REQUIRED ACTION: Only lines with the string "house" matter here; gather them from the material below.

MATERIAL PROVIDED:
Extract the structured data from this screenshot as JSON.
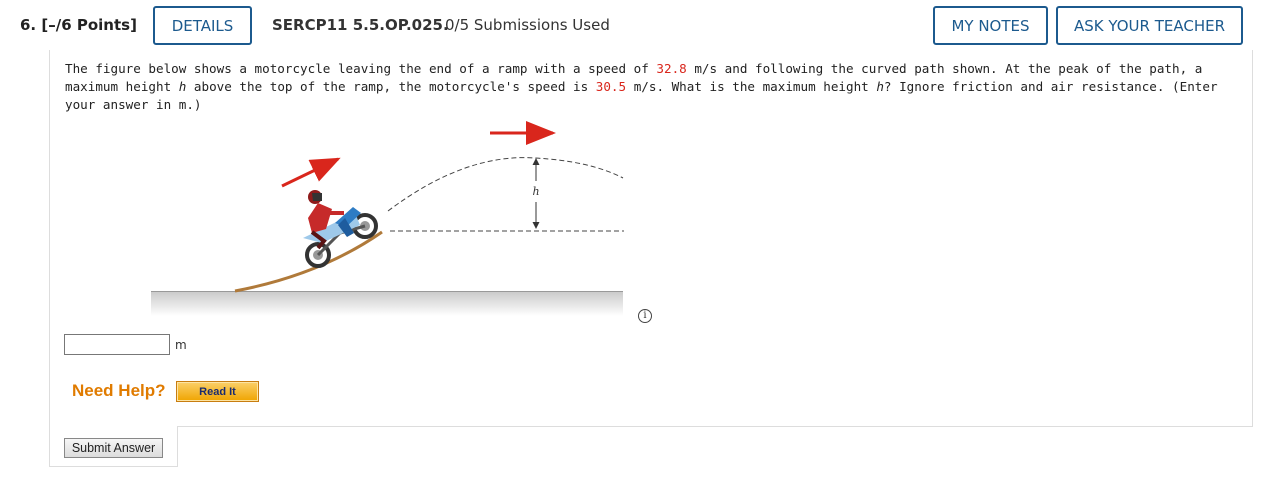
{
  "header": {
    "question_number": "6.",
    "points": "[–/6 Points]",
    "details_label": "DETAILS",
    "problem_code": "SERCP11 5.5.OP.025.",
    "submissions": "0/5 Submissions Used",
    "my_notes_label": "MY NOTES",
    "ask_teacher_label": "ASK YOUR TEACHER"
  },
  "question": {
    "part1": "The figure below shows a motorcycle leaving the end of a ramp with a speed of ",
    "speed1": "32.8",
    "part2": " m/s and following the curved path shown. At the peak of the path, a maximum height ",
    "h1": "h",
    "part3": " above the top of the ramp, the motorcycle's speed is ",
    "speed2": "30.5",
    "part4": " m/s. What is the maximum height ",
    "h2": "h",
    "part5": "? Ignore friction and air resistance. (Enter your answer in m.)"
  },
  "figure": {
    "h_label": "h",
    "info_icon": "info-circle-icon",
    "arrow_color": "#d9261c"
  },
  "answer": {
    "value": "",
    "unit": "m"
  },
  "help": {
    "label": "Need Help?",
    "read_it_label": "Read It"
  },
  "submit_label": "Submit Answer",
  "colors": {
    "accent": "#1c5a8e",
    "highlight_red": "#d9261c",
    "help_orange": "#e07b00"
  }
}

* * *

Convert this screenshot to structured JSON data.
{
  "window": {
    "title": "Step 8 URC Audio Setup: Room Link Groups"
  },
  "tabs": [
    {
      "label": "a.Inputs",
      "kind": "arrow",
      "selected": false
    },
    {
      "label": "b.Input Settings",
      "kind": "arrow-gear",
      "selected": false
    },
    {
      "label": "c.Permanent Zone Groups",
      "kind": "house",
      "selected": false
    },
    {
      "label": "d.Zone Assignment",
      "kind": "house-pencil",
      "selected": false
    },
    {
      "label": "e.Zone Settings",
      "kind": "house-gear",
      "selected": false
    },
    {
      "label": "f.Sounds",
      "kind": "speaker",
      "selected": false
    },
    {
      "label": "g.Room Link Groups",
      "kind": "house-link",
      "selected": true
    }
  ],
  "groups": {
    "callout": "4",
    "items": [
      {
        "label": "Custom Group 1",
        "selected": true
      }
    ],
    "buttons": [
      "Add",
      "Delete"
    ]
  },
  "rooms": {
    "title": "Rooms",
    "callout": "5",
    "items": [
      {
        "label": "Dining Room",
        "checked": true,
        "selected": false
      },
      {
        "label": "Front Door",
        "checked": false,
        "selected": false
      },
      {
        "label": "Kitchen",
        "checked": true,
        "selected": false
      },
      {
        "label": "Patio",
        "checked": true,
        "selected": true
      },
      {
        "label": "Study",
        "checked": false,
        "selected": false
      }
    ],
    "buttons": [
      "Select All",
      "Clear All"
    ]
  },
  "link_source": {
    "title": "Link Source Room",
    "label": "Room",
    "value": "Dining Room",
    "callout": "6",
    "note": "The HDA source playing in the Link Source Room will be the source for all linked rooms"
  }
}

SOLUTION FOR THIS PROBLEM:
      "kind": "house",
      "kind": "house-pencil",
      "kind": "house-gear",
      "kind": "house-link",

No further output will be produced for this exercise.